══ Material supplied ══
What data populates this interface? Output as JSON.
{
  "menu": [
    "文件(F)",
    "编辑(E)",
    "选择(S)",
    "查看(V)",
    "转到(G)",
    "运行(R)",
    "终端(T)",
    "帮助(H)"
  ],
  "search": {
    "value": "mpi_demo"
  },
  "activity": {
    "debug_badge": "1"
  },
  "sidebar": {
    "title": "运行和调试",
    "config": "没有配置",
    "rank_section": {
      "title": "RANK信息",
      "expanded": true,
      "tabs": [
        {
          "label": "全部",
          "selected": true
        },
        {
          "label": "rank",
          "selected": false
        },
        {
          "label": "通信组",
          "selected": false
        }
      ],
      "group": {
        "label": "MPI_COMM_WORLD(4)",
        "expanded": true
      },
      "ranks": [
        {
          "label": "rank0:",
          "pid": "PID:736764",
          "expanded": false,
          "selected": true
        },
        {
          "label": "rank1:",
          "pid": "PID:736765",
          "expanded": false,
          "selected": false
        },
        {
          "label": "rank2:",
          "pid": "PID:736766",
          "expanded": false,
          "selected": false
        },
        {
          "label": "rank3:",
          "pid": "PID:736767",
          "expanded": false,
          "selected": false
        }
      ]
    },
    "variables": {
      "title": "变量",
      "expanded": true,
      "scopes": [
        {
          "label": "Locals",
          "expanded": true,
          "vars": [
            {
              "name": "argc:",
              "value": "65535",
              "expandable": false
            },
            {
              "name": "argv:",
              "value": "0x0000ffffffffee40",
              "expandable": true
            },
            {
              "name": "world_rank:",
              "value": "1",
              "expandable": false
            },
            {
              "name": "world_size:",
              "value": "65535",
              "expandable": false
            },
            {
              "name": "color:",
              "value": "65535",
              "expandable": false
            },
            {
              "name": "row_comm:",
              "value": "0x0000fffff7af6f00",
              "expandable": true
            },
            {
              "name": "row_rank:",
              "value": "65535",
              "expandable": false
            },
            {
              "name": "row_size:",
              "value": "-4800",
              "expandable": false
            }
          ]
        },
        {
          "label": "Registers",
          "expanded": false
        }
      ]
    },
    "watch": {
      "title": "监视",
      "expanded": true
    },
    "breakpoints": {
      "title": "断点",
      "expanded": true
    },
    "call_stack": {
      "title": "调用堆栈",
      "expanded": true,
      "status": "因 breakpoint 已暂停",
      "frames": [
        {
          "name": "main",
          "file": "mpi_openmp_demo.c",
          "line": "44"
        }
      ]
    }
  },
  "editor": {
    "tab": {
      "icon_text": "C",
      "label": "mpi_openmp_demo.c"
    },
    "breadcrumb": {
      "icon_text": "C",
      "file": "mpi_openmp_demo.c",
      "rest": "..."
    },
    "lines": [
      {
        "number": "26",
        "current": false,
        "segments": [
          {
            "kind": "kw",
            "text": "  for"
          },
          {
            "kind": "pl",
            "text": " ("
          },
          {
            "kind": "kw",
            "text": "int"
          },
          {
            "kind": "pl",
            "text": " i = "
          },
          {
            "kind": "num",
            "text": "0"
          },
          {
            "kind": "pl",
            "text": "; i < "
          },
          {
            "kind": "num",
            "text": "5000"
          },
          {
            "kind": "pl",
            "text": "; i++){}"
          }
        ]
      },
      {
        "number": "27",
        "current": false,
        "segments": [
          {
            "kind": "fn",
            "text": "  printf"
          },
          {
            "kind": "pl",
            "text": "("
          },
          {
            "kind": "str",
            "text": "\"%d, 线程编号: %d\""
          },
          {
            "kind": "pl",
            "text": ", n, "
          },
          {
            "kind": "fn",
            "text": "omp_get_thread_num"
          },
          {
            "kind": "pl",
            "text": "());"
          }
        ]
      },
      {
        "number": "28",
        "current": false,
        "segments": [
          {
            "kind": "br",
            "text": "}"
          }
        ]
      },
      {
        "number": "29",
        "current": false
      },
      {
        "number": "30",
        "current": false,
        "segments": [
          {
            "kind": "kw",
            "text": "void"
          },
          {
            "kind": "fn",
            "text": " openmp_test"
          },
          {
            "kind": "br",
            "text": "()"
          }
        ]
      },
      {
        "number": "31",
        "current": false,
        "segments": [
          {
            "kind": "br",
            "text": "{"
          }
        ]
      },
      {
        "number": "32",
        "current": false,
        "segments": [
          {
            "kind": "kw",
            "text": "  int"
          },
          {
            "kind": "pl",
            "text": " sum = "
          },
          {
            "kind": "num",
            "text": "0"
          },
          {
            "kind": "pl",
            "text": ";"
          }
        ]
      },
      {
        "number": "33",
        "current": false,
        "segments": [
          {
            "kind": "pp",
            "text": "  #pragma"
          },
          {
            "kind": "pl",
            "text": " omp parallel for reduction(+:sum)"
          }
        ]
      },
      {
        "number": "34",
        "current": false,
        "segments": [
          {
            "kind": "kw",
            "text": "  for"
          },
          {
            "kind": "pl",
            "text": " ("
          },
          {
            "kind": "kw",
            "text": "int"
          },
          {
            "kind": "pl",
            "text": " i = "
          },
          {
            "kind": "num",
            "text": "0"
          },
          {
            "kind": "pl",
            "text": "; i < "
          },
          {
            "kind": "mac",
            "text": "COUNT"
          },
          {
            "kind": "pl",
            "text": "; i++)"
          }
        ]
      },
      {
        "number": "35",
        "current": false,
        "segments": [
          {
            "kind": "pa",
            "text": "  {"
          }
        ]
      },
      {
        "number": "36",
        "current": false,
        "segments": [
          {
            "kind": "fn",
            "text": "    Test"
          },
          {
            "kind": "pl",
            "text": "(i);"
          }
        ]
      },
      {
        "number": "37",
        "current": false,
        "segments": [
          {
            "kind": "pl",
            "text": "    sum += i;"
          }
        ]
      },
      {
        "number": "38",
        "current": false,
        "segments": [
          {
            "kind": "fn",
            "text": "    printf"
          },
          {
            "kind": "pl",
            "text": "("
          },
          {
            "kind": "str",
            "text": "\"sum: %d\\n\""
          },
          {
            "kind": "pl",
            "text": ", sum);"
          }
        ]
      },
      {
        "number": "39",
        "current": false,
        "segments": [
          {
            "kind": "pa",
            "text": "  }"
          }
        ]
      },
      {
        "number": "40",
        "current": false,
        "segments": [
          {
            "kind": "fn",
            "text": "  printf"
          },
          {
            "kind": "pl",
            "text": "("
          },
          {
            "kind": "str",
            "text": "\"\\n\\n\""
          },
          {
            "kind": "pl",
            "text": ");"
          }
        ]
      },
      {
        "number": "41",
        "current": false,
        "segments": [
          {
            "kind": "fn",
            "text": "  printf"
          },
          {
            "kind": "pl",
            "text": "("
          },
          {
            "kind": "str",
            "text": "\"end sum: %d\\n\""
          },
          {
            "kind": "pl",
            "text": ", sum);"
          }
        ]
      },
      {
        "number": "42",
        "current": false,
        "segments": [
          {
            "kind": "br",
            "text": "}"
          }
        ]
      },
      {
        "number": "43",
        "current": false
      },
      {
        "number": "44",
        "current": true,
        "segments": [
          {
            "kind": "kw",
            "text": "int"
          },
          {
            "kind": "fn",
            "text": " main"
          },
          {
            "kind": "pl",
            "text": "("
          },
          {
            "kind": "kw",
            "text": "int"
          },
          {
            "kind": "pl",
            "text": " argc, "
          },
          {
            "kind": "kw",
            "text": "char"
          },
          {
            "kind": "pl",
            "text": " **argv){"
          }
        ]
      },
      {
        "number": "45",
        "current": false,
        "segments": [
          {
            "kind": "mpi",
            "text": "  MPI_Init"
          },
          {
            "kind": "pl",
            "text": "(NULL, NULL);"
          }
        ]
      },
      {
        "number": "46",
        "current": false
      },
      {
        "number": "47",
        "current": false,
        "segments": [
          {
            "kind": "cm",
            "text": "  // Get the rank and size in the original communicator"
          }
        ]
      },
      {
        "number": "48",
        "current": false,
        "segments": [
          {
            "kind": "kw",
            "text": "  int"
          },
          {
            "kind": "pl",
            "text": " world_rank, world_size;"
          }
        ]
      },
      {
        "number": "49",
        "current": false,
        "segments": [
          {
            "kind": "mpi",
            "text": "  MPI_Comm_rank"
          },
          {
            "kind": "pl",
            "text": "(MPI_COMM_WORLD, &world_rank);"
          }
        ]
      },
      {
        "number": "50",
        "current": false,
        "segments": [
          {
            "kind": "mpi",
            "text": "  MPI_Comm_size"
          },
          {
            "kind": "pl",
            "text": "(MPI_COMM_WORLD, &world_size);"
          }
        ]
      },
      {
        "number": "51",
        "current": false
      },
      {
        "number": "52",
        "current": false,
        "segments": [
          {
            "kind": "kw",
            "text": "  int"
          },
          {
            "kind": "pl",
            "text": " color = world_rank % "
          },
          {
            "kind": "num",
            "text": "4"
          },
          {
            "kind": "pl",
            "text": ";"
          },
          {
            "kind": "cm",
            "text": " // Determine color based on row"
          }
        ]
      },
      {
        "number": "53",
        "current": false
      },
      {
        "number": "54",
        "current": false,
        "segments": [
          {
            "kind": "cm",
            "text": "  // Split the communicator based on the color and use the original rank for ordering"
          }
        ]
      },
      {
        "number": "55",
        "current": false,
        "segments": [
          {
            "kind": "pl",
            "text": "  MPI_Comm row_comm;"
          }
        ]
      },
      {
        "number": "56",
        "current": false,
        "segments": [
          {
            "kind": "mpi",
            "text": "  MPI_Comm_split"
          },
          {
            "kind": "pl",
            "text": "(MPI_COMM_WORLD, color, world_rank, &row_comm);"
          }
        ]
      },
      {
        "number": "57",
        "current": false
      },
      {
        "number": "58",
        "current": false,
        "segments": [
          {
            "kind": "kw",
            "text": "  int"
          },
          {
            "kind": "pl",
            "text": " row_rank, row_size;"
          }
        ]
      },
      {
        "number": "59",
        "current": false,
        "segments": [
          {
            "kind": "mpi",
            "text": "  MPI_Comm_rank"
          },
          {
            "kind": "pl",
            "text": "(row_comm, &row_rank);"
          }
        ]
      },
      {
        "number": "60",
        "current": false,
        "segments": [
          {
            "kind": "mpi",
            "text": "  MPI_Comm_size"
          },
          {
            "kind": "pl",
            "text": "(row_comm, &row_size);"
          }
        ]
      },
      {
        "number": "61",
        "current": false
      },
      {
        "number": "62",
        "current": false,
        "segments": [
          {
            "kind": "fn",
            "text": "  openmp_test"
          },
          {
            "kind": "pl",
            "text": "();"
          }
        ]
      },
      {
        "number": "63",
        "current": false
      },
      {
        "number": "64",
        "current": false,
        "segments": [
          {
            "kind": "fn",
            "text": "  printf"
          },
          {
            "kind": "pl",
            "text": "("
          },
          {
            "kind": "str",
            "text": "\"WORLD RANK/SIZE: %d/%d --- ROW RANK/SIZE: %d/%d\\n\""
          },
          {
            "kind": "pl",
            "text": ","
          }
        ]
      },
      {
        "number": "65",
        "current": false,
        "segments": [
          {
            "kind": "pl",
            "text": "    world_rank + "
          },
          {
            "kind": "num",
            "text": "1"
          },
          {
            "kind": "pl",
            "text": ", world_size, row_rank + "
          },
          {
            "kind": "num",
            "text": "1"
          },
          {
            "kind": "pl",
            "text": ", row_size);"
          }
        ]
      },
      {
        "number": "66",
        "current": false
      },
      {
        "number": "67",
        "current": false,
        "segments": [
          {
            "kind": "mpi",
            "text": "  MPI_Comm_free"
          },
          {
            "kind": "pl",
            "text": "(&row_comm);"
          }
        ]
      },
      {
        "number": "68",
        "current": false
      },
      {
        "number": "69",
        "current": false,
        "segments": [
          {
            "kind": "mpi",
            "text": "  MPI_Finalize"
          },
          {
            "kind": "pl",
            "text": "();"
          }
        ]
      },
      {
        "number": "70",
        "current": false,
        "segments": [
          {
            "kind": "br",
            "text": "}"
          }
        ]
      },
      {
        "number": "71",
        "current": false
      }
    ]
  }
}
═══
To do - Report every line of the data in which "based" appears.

Response -
            "text": " // Determine color based on row"
            "text": "  // Split the communicator based on the color and use the original rank for ordering"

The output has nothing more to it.